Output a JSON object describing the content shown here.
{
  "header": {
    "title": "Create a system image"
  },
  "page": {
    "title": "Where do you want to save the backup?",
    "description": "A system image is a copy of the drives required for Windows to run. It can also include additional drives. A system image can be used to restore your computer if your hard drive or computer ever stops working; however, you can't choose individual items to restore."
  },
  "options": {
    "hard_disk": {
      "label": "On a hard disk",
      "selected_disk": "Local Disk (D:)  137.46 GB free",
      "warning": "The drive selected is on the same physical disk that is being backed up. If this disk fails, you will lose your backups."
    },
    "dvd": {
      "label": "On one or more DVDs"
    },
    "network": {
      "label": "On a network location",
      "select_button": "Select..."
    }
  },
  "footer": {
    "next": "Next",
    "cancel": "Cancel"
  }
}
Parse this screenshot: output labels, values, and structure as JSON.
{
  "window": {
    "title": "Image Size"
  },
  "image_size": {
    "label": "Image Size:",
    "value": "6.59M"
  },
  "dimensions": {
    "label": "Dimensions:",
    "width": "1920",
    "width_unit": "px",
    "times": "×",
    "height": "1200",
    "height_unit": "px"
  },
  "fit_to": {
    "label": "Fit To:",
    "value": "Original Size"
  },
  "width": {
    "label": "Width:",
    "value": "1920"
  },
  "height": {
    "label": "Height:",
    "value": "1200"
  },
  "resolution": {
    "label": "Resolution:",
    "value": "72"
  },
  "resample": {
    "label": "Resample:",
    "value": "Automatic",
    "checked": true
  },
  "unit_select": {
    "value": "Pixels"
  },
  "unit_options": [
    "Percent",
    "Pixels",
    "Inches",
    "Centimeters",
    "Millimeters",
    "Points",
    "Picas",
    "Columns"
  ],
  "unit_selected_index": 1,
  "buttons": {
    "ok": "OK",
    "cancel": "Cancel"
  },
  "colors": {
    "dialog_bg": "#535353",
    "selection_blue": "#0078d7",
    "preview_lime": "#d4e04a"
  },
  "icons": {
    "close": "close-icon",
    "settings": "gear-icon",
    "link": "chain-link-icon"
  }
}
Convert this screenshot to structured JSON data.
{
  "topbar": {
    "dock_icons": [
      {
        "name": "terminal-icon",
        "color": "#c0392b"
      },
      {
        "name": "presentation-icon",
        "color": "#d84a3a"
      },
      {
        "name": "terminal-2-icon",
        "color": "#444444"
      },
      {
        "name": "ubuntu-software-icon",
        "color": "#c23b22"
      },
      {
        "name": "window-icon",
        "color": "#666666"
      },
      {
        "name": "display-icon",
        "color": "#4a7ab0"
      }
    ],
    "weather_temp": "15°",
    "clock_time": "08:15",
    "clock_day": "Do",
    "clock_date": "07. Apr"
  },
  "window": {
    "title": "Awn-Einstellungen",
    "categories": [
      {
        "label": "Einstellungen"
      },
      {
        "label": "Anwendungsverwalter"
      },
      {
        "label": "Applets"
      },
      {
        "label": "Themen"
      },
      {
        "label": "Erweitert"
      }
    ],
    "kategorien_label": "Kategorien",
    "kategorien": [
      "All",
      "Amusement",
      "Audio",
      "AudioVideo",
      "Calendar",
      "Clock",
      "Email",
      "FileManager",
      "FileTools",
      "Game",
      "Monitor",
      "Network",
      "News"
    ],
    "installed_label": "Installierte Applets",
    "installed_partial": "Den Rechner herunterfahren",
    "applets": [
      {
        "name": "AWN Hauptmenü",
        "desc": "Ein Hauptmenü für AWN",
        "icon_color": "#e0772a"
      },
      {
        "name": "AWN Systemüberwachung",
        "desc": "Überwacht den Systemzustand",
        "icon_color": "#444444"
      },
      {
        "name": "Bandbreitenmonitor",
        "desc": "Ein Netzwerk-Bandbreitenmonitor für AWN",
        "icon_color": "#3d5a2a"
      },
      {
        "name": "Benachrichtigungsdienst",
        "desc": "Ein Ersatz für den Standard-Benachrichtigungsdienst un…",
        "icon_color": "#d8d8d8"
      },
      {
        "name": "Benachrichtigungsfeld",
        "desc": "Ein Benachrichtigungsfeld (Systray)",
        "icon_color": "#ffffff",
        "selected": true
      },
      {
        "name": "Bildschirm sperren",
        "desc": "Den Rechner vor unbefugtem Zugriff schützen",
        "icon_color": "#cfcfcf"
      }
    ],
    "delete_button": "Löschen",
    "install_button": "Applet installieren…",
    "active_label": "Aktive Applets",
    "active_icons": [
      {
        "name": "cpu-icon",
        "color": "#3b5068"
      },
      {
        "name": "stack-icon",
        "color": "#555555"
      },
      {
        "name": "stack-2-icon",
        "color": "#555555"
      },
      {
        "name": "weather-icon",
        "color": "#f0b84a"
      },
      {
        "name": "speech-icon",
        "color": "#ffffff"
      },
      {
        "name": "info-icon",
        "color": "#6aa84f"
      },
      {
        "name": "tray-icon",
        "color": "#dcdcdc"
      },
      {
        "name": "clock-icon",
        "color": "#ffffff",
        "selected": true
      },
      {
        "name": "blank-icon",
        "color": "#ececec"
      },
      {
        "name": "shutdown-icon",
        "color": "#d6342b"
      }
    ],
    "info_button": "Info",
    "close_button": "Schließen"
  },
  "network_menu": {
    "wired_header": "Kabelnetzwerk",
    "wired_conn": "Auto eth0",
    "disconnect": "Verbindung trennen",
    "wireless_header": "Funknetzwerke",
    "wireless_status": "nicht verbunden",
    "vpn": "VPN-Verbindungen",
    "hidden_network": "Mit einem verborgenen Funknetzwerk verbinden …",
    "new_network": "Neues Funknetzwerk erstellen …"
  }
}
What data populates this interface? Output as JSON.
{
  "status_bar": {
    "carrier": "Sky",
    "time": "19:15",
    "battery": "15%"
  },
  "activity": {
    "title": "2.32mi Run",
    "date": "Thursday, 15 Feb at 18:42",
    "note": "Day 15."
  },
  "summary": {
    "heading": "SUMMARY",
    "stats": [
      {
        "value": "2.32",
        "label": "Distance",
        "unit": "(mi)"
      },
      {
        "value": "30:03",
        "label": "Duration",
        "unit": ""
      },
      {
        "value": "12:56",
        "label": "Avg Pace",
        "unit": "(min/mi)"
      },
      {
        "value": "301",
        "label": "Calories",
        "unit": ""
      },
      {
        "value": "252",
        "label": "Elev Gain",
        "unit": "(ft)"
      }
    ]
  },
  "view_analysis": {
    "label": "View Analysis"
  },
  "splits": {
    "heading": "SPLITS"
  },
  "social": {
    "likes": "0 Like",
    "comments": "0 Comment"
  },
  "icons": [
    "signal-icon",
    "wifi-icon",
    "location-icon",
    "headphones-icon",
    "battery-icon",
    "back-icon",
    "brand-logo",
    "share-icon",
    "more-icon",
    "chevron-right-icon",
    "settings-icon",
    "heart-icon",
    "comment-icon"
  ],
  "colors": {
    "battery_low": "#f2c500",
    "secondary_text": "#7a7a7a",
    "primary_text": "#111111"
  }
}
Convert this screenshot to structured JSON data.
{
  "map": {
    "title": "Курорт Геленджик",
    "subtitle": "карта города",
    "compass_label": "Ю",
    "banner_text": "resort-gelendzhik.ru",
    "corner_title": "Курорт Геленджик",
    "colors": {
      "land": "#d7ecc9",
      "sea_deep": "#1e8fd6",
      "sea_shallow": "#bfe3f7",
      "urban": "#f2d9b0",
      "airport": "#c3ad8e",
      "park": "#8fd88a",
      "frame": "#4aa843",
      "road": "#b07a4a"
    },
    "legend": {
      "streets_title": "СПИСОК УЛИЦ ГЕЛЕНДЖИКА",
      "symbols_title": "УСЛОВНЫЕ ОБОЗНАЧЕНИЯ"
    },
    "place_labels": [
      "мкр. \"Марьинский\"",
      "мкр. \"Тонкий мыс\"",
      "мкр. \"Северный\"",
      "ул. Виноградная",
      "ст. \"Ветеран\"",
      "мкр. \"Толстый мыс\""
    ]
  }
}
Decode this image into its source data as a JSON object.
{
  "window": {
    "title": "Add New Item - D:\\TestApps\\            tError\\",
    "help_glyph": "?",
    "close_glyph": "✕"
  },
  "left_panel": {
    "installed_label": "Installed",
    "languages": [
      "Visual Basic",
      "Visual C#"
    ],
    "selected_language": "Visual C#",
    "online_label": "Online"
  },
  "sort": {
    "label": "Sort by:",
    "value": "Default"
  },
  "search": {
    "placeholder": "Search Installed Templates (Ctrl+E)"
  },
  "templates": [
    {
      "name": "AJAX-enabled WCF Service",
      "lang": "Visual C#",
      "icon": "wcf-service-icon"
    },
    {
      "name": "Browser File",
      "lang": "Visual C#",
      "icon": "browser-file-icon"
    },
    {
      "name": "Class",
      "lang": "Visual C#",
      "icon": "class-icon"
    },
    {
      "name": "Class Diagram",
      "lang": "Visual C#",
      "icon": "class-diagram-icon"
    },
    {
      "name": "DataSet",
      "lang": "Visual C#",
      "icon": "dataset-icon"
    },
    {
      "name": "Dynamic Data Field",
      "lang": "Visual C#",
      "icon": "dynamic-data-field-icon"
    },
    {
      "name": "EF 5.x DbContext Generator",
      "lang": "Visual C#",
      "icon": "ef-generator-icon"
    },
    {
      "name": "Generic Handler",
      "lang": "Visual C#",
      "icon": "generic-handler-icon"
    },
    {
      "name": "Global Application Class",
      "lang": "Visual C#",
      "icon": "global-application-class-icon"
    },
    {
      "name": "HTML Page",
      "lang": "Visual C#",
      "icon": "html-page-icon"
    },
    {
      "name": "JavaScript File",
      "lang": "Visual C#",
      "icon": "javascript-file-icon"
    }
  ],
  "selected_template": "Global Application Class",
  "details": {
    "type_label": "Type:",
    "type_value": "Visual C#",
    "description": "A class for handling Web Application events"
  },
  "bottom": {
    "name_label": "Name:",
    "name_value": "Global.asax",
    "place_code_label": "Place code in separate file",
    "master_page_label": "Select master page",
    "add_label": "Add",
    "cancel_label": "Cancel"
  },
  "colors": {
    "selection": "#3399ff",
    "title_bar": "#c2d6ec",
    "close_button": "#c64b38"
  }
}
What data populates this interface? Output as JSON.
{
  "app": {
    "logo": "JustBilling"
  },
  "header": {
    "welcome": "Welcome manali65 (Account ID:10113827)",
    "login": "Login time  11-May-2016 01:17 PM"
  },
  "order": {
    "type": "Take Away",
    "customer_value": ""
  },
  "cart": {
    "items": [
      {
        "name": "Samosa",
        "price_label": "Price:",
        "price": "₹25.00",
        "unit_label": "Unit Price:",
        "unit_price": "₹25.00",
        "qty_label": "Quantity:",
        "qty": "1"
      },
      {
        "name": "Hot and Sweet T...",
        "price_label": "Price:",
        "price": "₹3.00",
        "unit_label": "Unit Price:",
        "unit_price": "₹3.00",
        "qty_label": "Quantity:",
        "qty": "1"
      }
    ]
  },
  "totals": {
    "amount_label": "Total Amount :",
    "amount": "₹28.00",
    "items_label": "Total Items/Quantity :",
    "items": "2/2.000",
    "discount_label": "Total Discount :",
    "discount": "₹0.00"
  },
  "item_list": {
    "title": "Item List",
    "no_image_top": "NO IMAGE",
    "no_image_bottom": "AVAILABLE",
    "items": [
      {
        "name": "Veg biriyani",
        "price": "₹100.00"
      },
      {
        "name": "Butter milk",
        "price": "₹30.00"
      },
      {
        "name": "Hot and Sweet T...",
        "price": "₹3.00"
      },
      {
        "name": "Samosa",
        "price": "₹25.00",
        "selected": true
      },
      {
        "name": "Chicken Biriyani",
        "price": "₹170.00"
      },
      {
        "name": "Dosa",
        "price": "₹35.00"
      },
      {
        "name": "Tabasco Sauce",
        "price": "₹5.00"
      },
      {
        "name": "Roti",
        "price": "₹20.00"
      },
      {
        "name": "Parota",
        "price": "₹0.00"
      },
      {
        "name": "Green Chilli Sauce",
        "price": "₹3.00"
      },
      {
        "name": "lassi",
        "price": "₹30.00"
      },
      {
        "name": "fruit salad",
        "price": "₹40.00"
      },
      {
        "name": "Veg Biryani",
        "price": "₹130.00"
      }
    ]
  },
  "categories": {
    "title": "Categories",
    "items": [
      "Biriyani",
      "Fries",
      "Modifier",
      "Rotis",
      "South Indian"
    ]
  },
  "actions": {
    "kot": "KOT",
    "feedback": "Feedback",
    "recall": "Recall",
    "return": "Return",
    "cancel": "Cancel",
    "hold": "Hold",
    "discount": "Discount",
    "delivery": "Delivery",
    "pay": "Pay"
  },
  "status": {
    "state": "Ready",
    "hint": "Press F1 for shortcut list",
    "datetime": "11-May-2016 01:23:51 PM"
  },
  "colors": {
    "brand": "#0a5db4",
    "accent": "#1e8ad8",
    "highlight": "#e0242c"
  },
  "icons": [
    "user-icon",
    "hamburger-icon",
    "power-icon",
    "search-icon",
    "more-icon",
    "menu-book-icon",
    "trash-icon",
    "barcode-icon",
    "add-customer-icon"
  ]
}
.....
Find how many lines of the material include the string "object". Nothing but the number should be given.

2